**WORK TASK:** Please return every line of the records that contains the word "label".
#### DATASET RECORDS ####
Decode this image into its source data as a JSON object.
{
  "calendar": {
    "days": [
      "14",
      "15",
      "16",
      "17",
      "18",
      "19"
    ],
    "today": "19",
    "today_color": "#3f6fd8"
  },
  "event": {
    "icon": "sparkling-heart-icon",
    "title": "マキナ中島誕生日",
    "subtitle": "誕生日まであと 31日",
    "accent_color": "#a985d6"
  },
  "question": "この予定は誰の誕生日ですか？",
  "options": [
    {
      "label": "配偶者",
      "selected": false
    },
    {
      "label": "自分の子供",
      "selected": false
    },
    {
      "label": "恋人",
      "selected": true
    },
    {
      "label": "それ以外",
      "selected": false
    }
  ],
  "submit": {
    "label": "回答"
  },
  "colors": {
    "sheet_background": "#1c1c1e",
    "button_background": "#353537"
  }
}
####
**ANSWER TO THIS EXERCISE:**
      "label": "配偶者",
      "label": "自分の子供",
      "label": "恋人",
      "label": "それ以外",
    "label": "回答"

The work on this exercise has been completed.